In fact, this is our first hash function. For every possible input in $U$, just assign to $\{1, ..., n\}$ uniformly at random.

We can analyze this using the framework above. So let’s look at an arbitrary input $u_i$. In $h(u_i)$, the input $u_i$ contributes one element (duh). When we hash all other values, each $u_j$ has a $1/n$ chance of hashing into the same bin. So we get

Because this is a constant number that doesn’t depend on $n$, it is a universal hash function!

## The problem

So the uniformly random hash function is nice but it has one huge problem. To sample a hash function from it, we need to define the mappings for *all* of $U$, which is incalculably hard.

# Hash families

There are a huge number of hash functions. In fact, there are $n^M$ different hash functions. But can we pick a smaller family of hash functions such that the expectation still holds. Families that have this property is a `universal hash family`

Again, we want to be careful here. Underpinning everything is the idea that the adversary picks the numbers before you decide the hash function randomly. So the expectation is under *adversarial* choice. As such, you can’t just define a subset of hash functions randomly and hope it works.

## Universal hash family: proving

We want to show that $P(h(i) = h(j)) \leq \frac{1}{n}$, where $n$ is the number of hash buckets. This is derived from the indicator variable $X_{ij}$. In essence, we want to show that, regardless of how the adversary picks the numbers (hence the “any $i, j$”), the chances of collision stay the same upper bounded by $1/n$.

## Example of when this is not the case

Why isn’t the hash family where you either hash by most significant digit or by least significant digit a universal hash family? Well, remember that an adversary can attack! They can just pick numbers that have the same first and last numbers

Here’s the key steps

- Adversary knows everything

- Adversary picks the numbers

- We pick the random hash function and compute the chance of collision

In general, if there is a flaw in the hash function, you might be able to product a counterexample $A, B$ that hash to the same bins *no matter what funtion parameters you end up picking*. This $\{A, B\}$ can become your new set, which means that $P(h(A) == h(B)) = 1$, which is much higher than $1/n$

# Tractable universal hash families

The key problem is as follows: how can I make a hash function in which we scramble everything up so uniformly such that the intersection probabilities are the *same* as a uniformly random function, *without* the need to manually assign each mapping?

## Prime hashing

Let $p$ be a prime number. Let

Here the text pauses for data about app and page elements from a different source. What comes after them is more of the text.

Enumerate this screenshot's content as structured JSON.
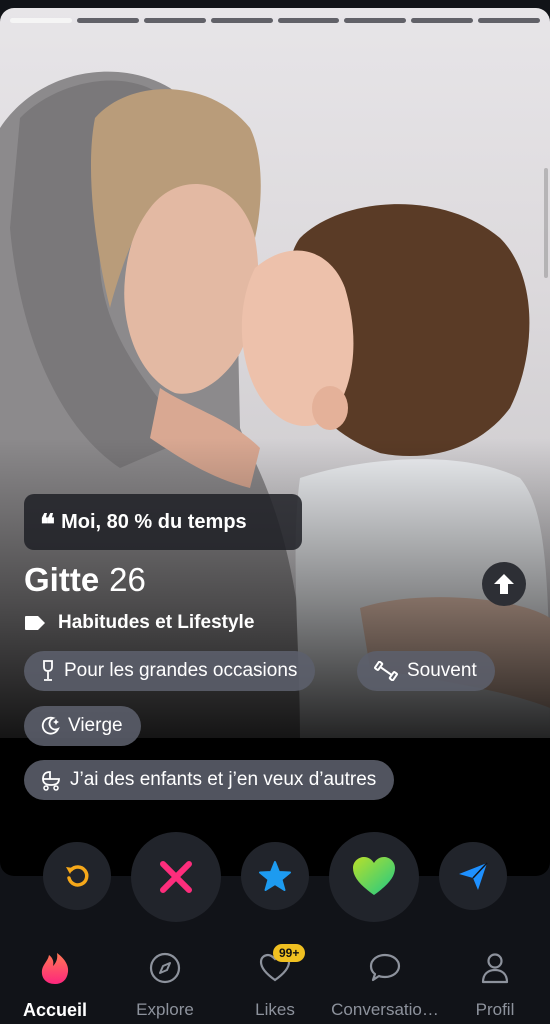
{
  "progress": {
    "total": 8,
    "current_index": 0
  },
  "profile": {
    "quote": "Moi, 80 % du temps",
    "name": "Gitte",
    "age": "26",
    "section_label": "Habitudes et Lifestyle",
    "chips": [
      {
        "icon": "wine-glass-icon",
        "label": "Pour les grandes occasions"
      },
      {
        "icon": "dumbbell-icon",
        "label": "Souvent"
      },
      {
        "icon": "moon-icon",
        "label": "Vierge"
      },
      {
        "icon": "baby-stroller-icon",
        "label": "J’ai des enfants et j’en veux d’autres"
      }
    ]
  },
  "actions": [
    {
      "name": "rewind-button",
      "icon": "rewind-icon",
      "color": "#f6a81a"
    },
    {
      "name": "nope-button",
      "icon": "close-icon",
      "color": "#fd2d7c"
    },
    {
      "name": "super-like-button",
      "icon": "star-icon",
      "color": "#1d9bf0"
    },
    {
      "name": "like-button",
      "icon": "heart-icon",
      "color": "#31d16b"
    },
    {
      "name": "boost-button",
      "icon": "paper-plane-icon",
      "color": "#1e90ff"
    }
  ],
  "tabs": [
    {
      "label": "Accueil",
      "icon": "flame-icon",
      "active": true
    },
    {
      "label": "Explore",
      "icon": "compass-icon",
      "active": false
    },
    {
      "label": "Likes",
      "icon": "heart-outline-icon",
      "badge": "99+",
      "active": false
    },
    {
      "label": "Conversatio…",
      "icon": "chat-bubble-icon",
      "active": false
    },
    {
      "label": "Profil",
      "icon": "person-icon",
      "active": false
    }
  ],
  "colors": {
    "accent": "#fd5564",
    "background": "#111318"
  }
}
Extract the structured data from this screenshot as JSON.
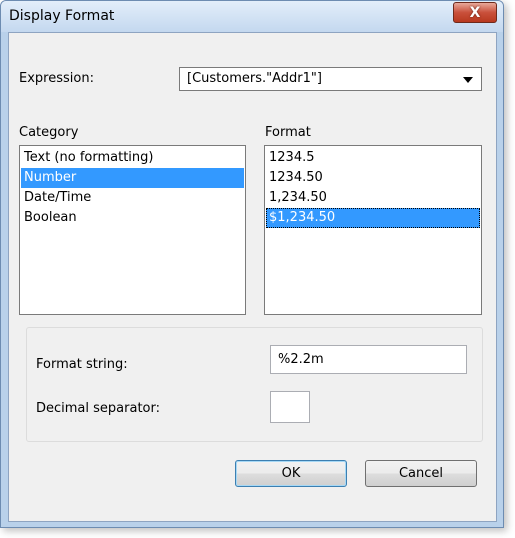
{
  "window": {
    "title": "Display Format",
    "close_glyph": "X"
  },
  "expression": {
    "label": "Expression:",
    "value": "[Customers.\"Addr1\"]"
  },
  "category": {
    "label": "Category",
    "items": [
      "Text (no formatting)",
      "Number",
      "Date/Time",
      "Boolean"
    ],
    "selected": "Number"
  },
  "format": {
    "label": "Format",
    "items": [
      "1234.5",
      "1234.50",
      "1,234.50",
      "$1,234.50"
    ],
    "selected": "$1,234.50"
  },
  "format_string": {
    "label": "Format string:",
    "value": "%2.2m"
  },
  "decimal_separator": {
    "label": "Decimal separator:",
    "value": ""
  },
  "buttons": {
    "ok": "OK",
    "cancel": "Cancel"
  },
  "colors": {
    "selection": "#3399ff",
    "title_bar": "#c4d8ef",
    "close_button": "#c9503b"
  }
}
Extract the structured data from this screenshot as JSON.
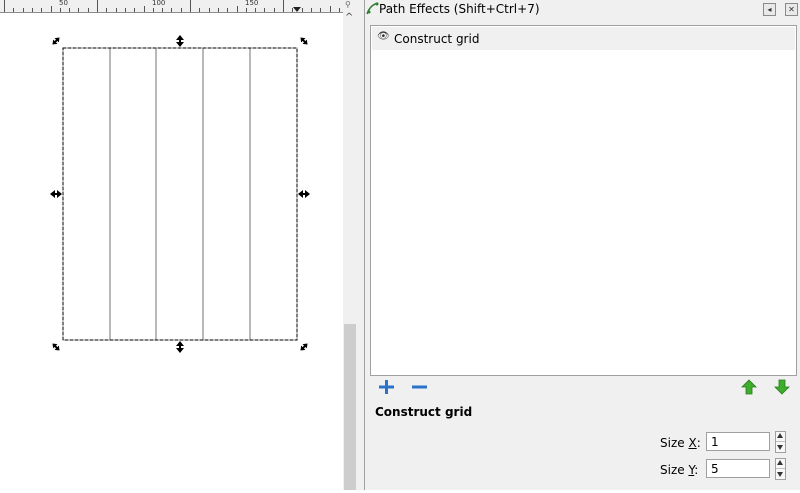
{
  "ruler": {
    "labels": [
      "50",
      "100",
      "150"
    ]
  },
  "canvas": {
    "grid_columns": 5,
    "grid_rows": 1
  },
  "panel": {
    "title": "Path Effects  (Shift+Ctrl+7)",
    "title_buttons": [
      "◂",
      "✕"
    ],
    "effects": [
      {
        "label": "Construct grid",
        "visible": true
      }
    ],
    "toolbar": {
      "add_icon": "plus-icon",
      "remove_icon": "minus-icon",
      "raise_icon": "arrow-up-icon",
      "lower_icon": "arrow-down-icon"
    },
    "current_effect": "Construct grid",
    "params": {
      "size_x": {
        "label_prefix": "Size ",
        "label_key": "X",
        "label_suffix": ":",
        "value": "1"
      },
      "size_y": {
        "label_prefix": "Size ",
        "label_key": "Y",
        "label_suffix": ":",
        "value": "5"
      }
    }
  },
  "colors": {
    "panel_bg": "#f0f0f0",
    "accent_add": "#2a73c9",
    "accent_arrows": "#3cae2b"
  }
}
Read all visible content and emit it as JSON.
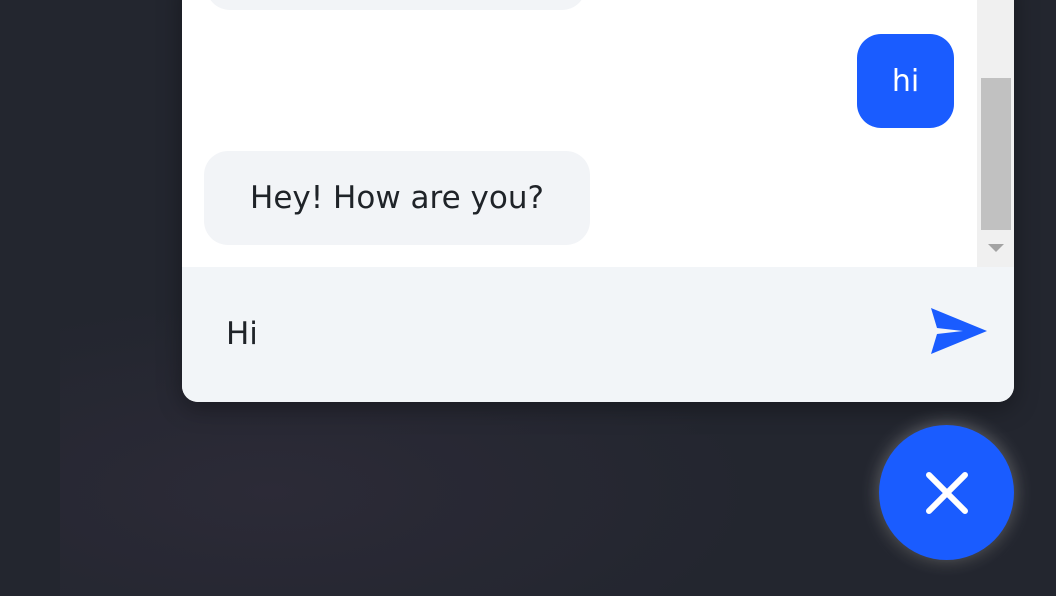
{
  "chat": {
    "messages": [
      {
        "role": "user",
        "text": "hi"
      },
      {
        "role": "bot",
        "text": "Hey! How are you?"
      }
    ],
    "input": {
      "value": "Hi"
    }
  },
  "icons": {
    "send": "send-icon",
    "close": "close-icon"
  },
  "colors": {
    "accent": "#1a5cff",
    "page_background": "#23262f",
    "bot_bubble": "#f2f4f7",
    "input_bar": "#f2f5f8"
  }
}
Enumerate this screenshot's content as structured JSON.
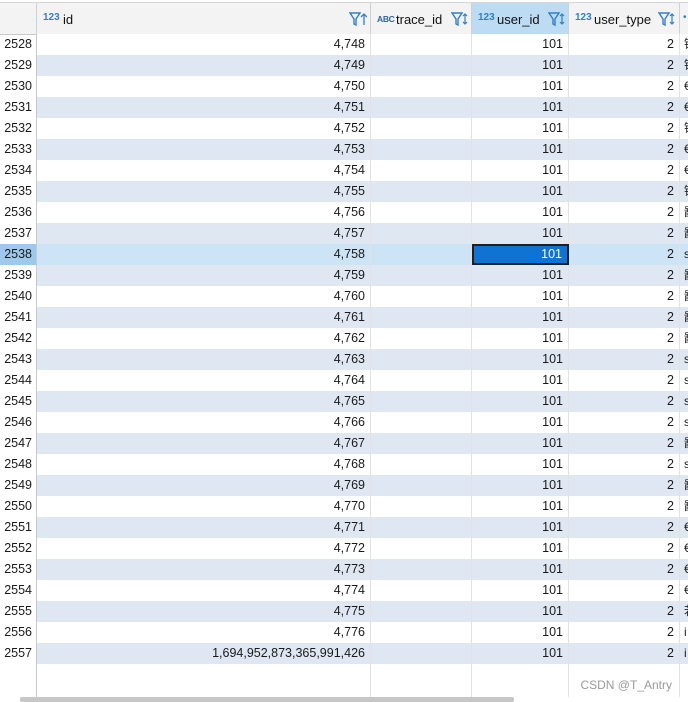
{
  "columns": [
    {
      "key": "id",
      "type": "123",
      "name": "id"
    },
    {
      "key": "trace_id",
      "type": "ABC",
      "name": "trace_id"
    },
    {
      "key": "user_id",
      "type": "123",
      "name": "user_id",
      "selected": true
    },
    {
      "key": "user_type",
      "type": "123",
      "name": "user_type"
    }
  ],
  "rows": [
    {
      "n": "2528",
      "id": "4,748",
      "trace_id": "",
      "user_id": "101",
      "user_type": "2",
      "cut": "锋"
    },
    {
      "n": "2529",
      "id": "4,749",
      "trace_id": "",
      "user_id": "101",
      "user_type": "2",
      "cut": "锋"
    },
    {
      "n": "2530",
      "id": "4,750",
      "trace_id": "",
      "user_id": "101",
      "user_type": "2",
      "cut": "€"
    },
    {
      "n": "2531",
      "id": "4,751",
      "trace_id": "",
      "user_id": "101",
      "user_type": "2",
      "cut": "€"
    },
    {
      "n": "2532",
      "id": "4,752",
      "trace_id": "",
      "user_id": "101",
      "user_type": "2",
      "cut": "锋"
    },
    {
      "n": "2533",
      "id": "4,753",
      "trace_id": "",
      "user_id": "101",
      "user_type": "2",
      "cut": "€"
    },
    {
      "n": "2534",
      "id": "4,754",
      "trace_id": "",
      "user_id": "101",
      "user_type": "2",
      "cut": "€"
    },
    {
      "n": "2535",
      "id": "4,755",
      "trace_id": "",
      "user_id": "101",
      "user_type": "2",
      "cut": "锋"
    },
    {
      "n": "2536",
      "id": "4,756",
      "trace_id": "",
      "user_id": "101",
      "user_type": "2",
      "cut": "鄙"
    },
    {
      "n": "2537",
      "id": "4,757",
      "trace_id": "",
      "user_id": "101",
      "user_type": "2",
      "cut": "鄙"
    },
    {
      "n": "2538",
      "id": "4,758",
      "trace_id": "",
      "user_id": "101",
      "user_type": "2",
      "cut": "s",
      "current": true
    },
    {
      "n": "2539",
      "id": "4,759",
      "trace_id": "",
      "user_id": "101",
      "user_type": "2",
      "cut": "鄙"
    },
    {
      "n": "2540",
      "id": "4,760",
      "trace_id": "",
      "user_id": "101",
      "user_type": "2",
      "cut": "鄙"
    },
    {
      "n": "2541",
      "id": "4,761",
      "trace_id": "",
      "user_id": "101",
      "user_type": "2",
      "cut": "鄙"
    },
    {
      "n": "2542",
      "id": "4,762",
      "trace_id": "",
      "user_id": "101",
      "user_type": "2",
      "cut": "鄙"
    },
    {
      "n": "2543",
      "id": "4,763",
      "trace_id": "",
      "user_id": "101",
      "user_type": "2",
      "cut": "s"
    },
    {
      "n": "2544",
      "id": "4,764",
      "trace_id": "",
      "user_id": "101",
      "user_type": "2",
      "cut": "s"
    },
    {
      "n": "2545",
      "id": "4,765",
      "trace_id": "",
      "user_id": "101",
      "user_type": "2",
      "cut": "s"
    },
    {
      "n": "2546",
      "id": "4,766",
      "trace_id": "",
      "user_id": "101",
      "user_type": "2",
      "cut": "s"
    },
    {
      "n": "2547",
      "id": "4,767",
      "trace_id": "",
      "user_id": "101",
      "user_type": "2",
      "cut": "鄙"
    },
    {
      "n": "2548",
      "id": "4,768",
      "trace_id": "",
      "user_id": "101",
      "user_type": "2",
      "cut": "s"
    },
    {
      "n": "2549",
      "id": "4,769",
      "trace_id": "",
      "user_id": "101",
      "user_type": "2",
      "cut": "鄙"
    },
    {
      "n": "2550",
      "id": "4,770",
      "trace_id": "",
      "user_id": "101",
      "user_type": "2",
      "cut": "鄙"
    },
    {
      "n": "2551",
      "id": "4,771",
      "trace_id": "",
      "user_id": "101",
      "user_type": "2",
      "cut": "€"
    },
    {
      "n": "2552",
      "id": "4,772",
      "trace_id": "",
      "user_id": "101",
      "user_type": "2",
      "cut": "€"
    },
    {
      "n": "2553",
      "id": "4,773",
      "trace_id": "",
      "user_id": "101",
      "user_type": "2",
      "cut": "€"
    },
    {
      "n": "2554",
      "id": "4,774",
      "trace_id": "",
      "user_id": "101",
      "user_type": "2",
      "cut": "€"
    },
    {
      "n": "2555",
      "id": "4,775",
      "trace_id": "",
      "user_id": "101",
      "user_type": "2",
      "cut": "若"
    },
    {
      "n": "2556",
      "id": "4,776",
      "trace_id": "",
      "user_id": "101",
      "user_type": "2",
      "cut": "i"
    },
    {
      "n": "2557",
      "id": "1,694,952,873,365,991,426",
      "trace_id": "",
      "user_id": "101",
      "user_type": "2",
      "cut": "i"
    }
  ],
  "watermark": "CSDN @T_Antry",
  "colors": {
    "header_bg": "#f3f3f3",
    "selected_header": "#bcdcf4",
    "row_alt": "#dfe7f2",
    "current_row": "#cde3f6",
    "selected_cell": "#0f73d4"
  },
  "icons": {
    "type_numeric": "123",
    "type_text": "ABC",
    "filter": "filter-sort-icon"
  }
}
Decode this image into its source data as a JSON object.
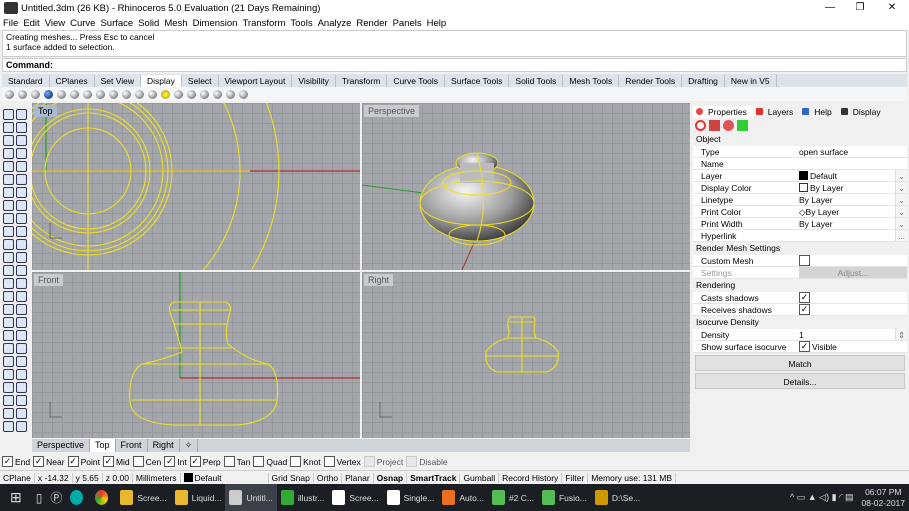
{
  "window": {
    "title": "Untitled.3dm (26 KB) - Rhinoceros 5.0 Evaluation (21 Days Remaining)",
    "controls": [
      "—",
      "❐",
      "✕"
    ]
  },
  "menu": [
    "File",
    "Edit",
    "View",
    "Curve",
    "Surface",
    "Solid",
    "Mesh",
    "Dimension",
    "Transform",
    "Tools",
    "Analyze",
    "Render",
    "Panels",
    "Help"
  ],
  "command": {
    "history": [
      "Creating meshes... Press Esc to cancel",
      "1 surface added to selection."
    ],
    "prompt": "Command:"
  },
  "toolbar_tabs": {
    "items": [
      "Standard",
      "CPlanes",
      "Set View",
      "Display",
      "Select",
      "Viewport Layout",
      "Visibility",
      "Transform",
      "Curve Tools",
      "Surface Tools",
      "Solid Tools",
      "Mesh Tools",
      "Render Tools",
      "Drafting",
      "New in V5"
    ],
    "active": "Display"
  },
  "viewports": {
    "top": "Top",
    "perspective": "Perspective",
    "front": "Front",
    "right": "Right"
  },
  "viewport_tabs": {
    "items": [
      "Perspective",
      "Top",
      "Front",
      "Right",
      "✧"
    ],
    "active": "Top"
  },
  "osnap": [
    {
      "label": "End",
      "checked": true
    },
    {
      "label": "Near",
      "checked": true
    },
    {
      "label": "Point",
      "checked": true
    },
    {
      "label": "Mid",
      "checked": true
    },
    {
      "label": "Cen",
      "checked": false
    },
    {
      "label": "Int",
      "checked": true
    },
    {
      "label": "Perp",
      "checked": true
    },
    {
      "label": "Tan",
      "checked": false
    },
    {
      "label": "Quad",
      "checked": false
    },
    {
      "label": "Knot",
      "checked": false
    },
    {
      "label": "Vertex",
      "checked": false
    },
    {
      "label": "Project",
      "checked": false,
      "disabled": true
    },
    {
      "label": "Disable",
      "checked": false,
      "disabled": true
    }
  ],
  "status": {
    "cplane": "CPlane",
    "x": "x -14.32",
    "y": "y 5.65",
    "z": "z 0.00",
    "units": "Millimeters",
    "layer": "Default",
    "toggles": [
      "Grid Snap",
      "Ortho",
      "Planar",
      "Osnap",
      "SmartTrack",
      "Gumball",
      "Record History",
      "Filter"
    ],
    "memory": "Memory use: 131 MB"
  },
  "panel": {
    "tabs": [
      "Properties",
      "Layers",
      "Help",
      "Display"
    ],
    "active_tab": "Properties",
    "sections": {
      "object": "Object",
      "render_mesh": "Render Mesh Settings",
      "rendering": "Rendering",
      "isocurve": "Isocurve Density"
    },
    "type": {
      "label": "Type",
      "value": "open surface"
    },
    "name": {
      "label": "Name",
      "value": ""
    },
    "layer": {
      "label": "Layer",
      "value": "Default"
    },
    "display_color": {
      "label": "Display Color",
      "value": "By Layer"
    },
    "linetype": {
      "label": "Linetype",
      "value": "By Layer"
    },
    "print_color": {
      "label": "Print Color",
      "value": "By Layer"
    },
    "print_width": {
      "label": "Print Width",
      "value": "By Layer"
    },
    "hyperlink": {
      "label": "Hyperlink",
      "value": "",
      "button": "..."
    },
    "custom_mesh": {
      "label": "Custom Mesh",
      "checked": false
    },
    "settings": {
      "label": "Settings",
      "button": "Adjust..."
    },
    "casts_shadows": {
      "label": "Casts shadows",
      "checked": true
    },
    "receives_shadows": {
      "label": "Receives shadows",
      "checked": true
    },
    "density": {
      "label": "Density",
      "value": "1"
    },
    "show_isocurve": {
      "label": "Show surface isocurve",
      "value": "Visible",
      "checked": true
    },
    "match": "Match",
    "details": "Details..."
  },
  "taskbar": {
    "items": [
      "Scree...",
      "Liquid...",
      "Untitl...",
      "illustr...",
      "Scree...",
      "Single...",
      "Auto...",
      "#2 C...",
      "Fusio...",
      "D:\\Se..."
    ],
    "active": "Untitl...",
    "time": "06:07 PM",
    "date": "08-02-2017"
  },
  "colors": {
    "curve": "#f0e020",
    "x_axis": "#b03030",
    "y_axis": "#2a9a2a",
    "viewport_bg": "#a3a6aa"
  }
}
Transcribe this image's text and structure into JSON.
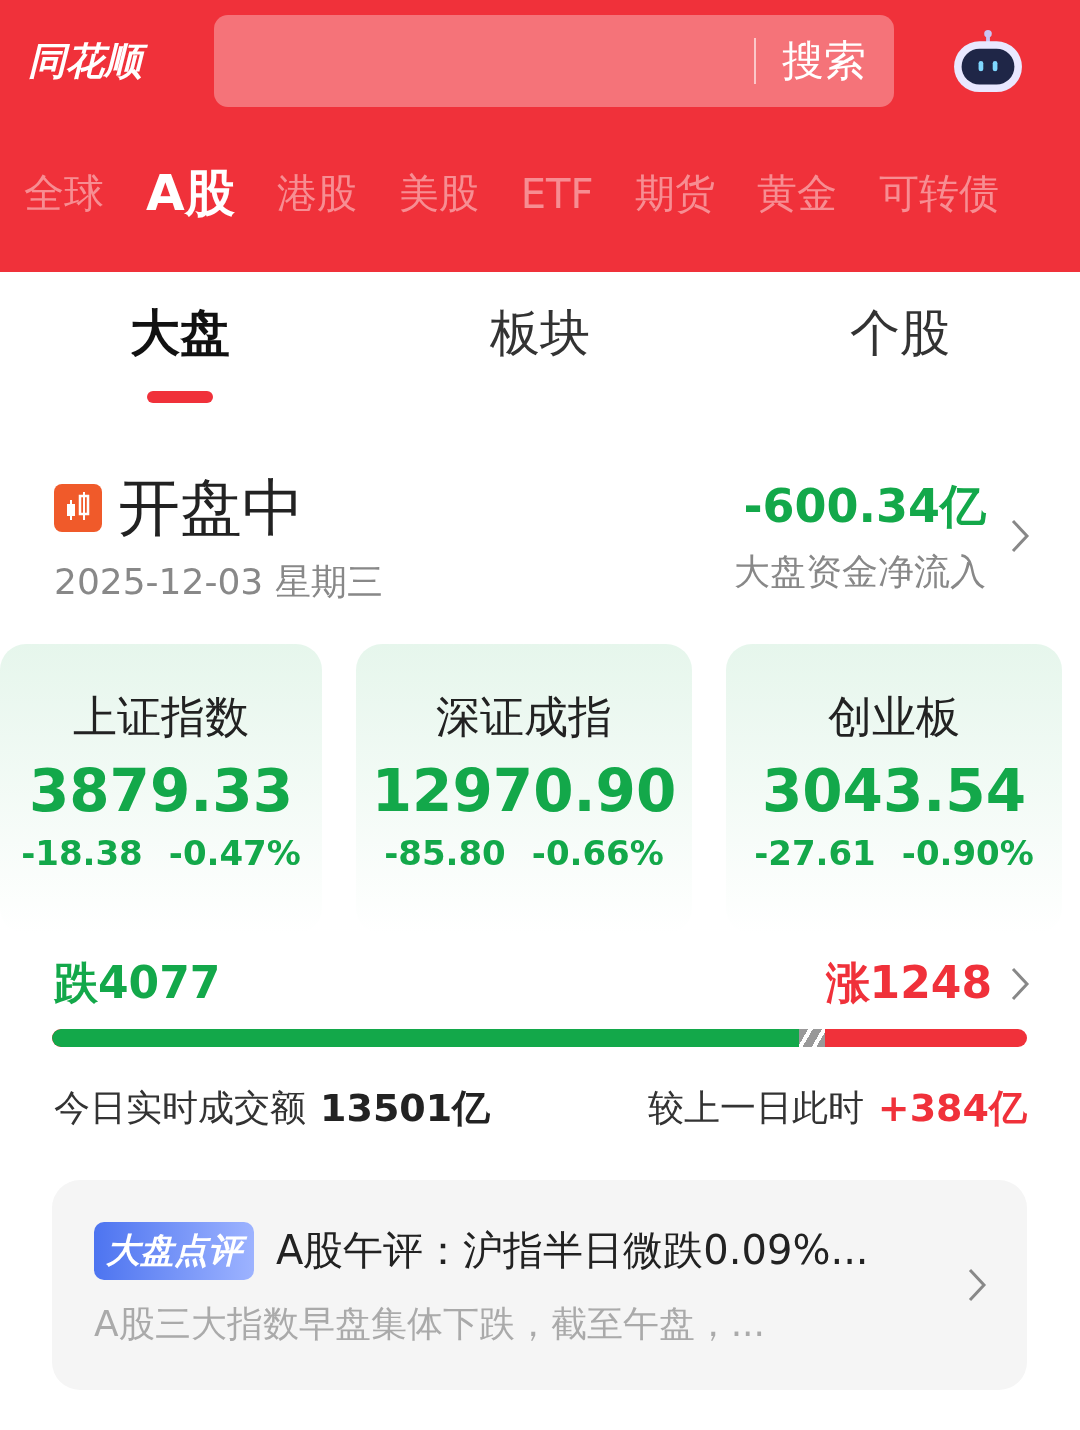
{
  "header": {
    "logo": "同花顺",
    "search_button": "搜索"
  },
  "market_tabs": [
    {
      "label": "全球",
      "selected": false
    },
    {
      "label": "A股",
      "selected": true
    },
    {
      "label": "港股",
      "selected": false
    },
    {
      "label": "美股",
      "selected": false
    },
    {
      "label": "ETF",
      "selected": false
    },
    {
      "label": "期货",
      "selected": false
    },
    {
      "label": "黄金",
      "selected": false
    },
    {
      "label": "可转债",
      "selected": false
    }
  ],
  "sub_tabs": [
    {
      "label": "大盘",
      "selected": true
    },
    {
      "label": "板块",
      "selected": false
    },
    {
      "label": "个股",
      "selected": false
    }
  ],
  "status": {
    "title": "开盘中",
    "date": "2025-12-03 星期三",
    "net_flow": "-600.34亿",
    "net_flow_label": "大盘资金净流入"
  },
  "indices": [
    {
      "name": "上证指数",
      "value": "3879.33",
      "change": "-18.38",
      "percent": "-0.47%"
    },
    {
      "name": "深证成指",
      "value": "12970.90",
      "change": "-85.80",
      "percent": "-0.66%"
    },
    {
      "name": "创业板",
      "value": "3043.54",
      "change": "-27.61",
      "percent": "-0.90%"
    }
  ],
  "breadth": {
    "down": "跌4077",
    "up": "涨1248",
    "level": 0.766
  },
  "turnover": {
    "label": "今日实时成交额",
    "value": "13501亿",
    "compare_label": "较上一日此时",
    "compare_value": "+384亿"
  },
  "news": {
    "tag": "大盘点评",
    "title": "A股午评：沪指半日微跌0.09%...",
    "summary": "A股三大指数早盘集体下跌，截至午盘，..."
  }
}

where $a, b \in \{0, ..., p - 1\}$ and $p$ is larger than the size of the universe where $k, l$ is chosen from. Now, given some $a, b$, we know that the $k, l$ map to distinct $r, s$. This is because

And none of the right hand side is 0 in mod p space, so the product must also not be zero. This is why we say that $r\neq s$. The key upshot is that we have created a bijective function in mod space.

However, this means that we are able to solve for $a, b$ as the following

This means that given some $k, l$, each $(a, b)$ has a one-to-one correspondence with $r, s$. As such, the probability of intersection is just

Now, we take another $\mod n$ where $n$ is the size of the hash table. Intuitively, it’s like ‘coiling’ up this new number mapping into a circle. You want to find the probability that $r \equiv s \mod n$. Now, given any choice of $r$, there are $(p-1)/n$ choices of $s$ that are equivalent $\mod n$. Just think about it for a second. And because we’ve established that $r, s$ are determined bijectively by $a, b$, we can calculate the chance of intersection in terms of $r$.

Because the probability is at most $1/n$ of intersection, we conclude that this is a universal hash function, as desired.

# Challenge questions

The answer is $1/|H|$ because there is at least one hash function that does this, due to the pigeonhole principle.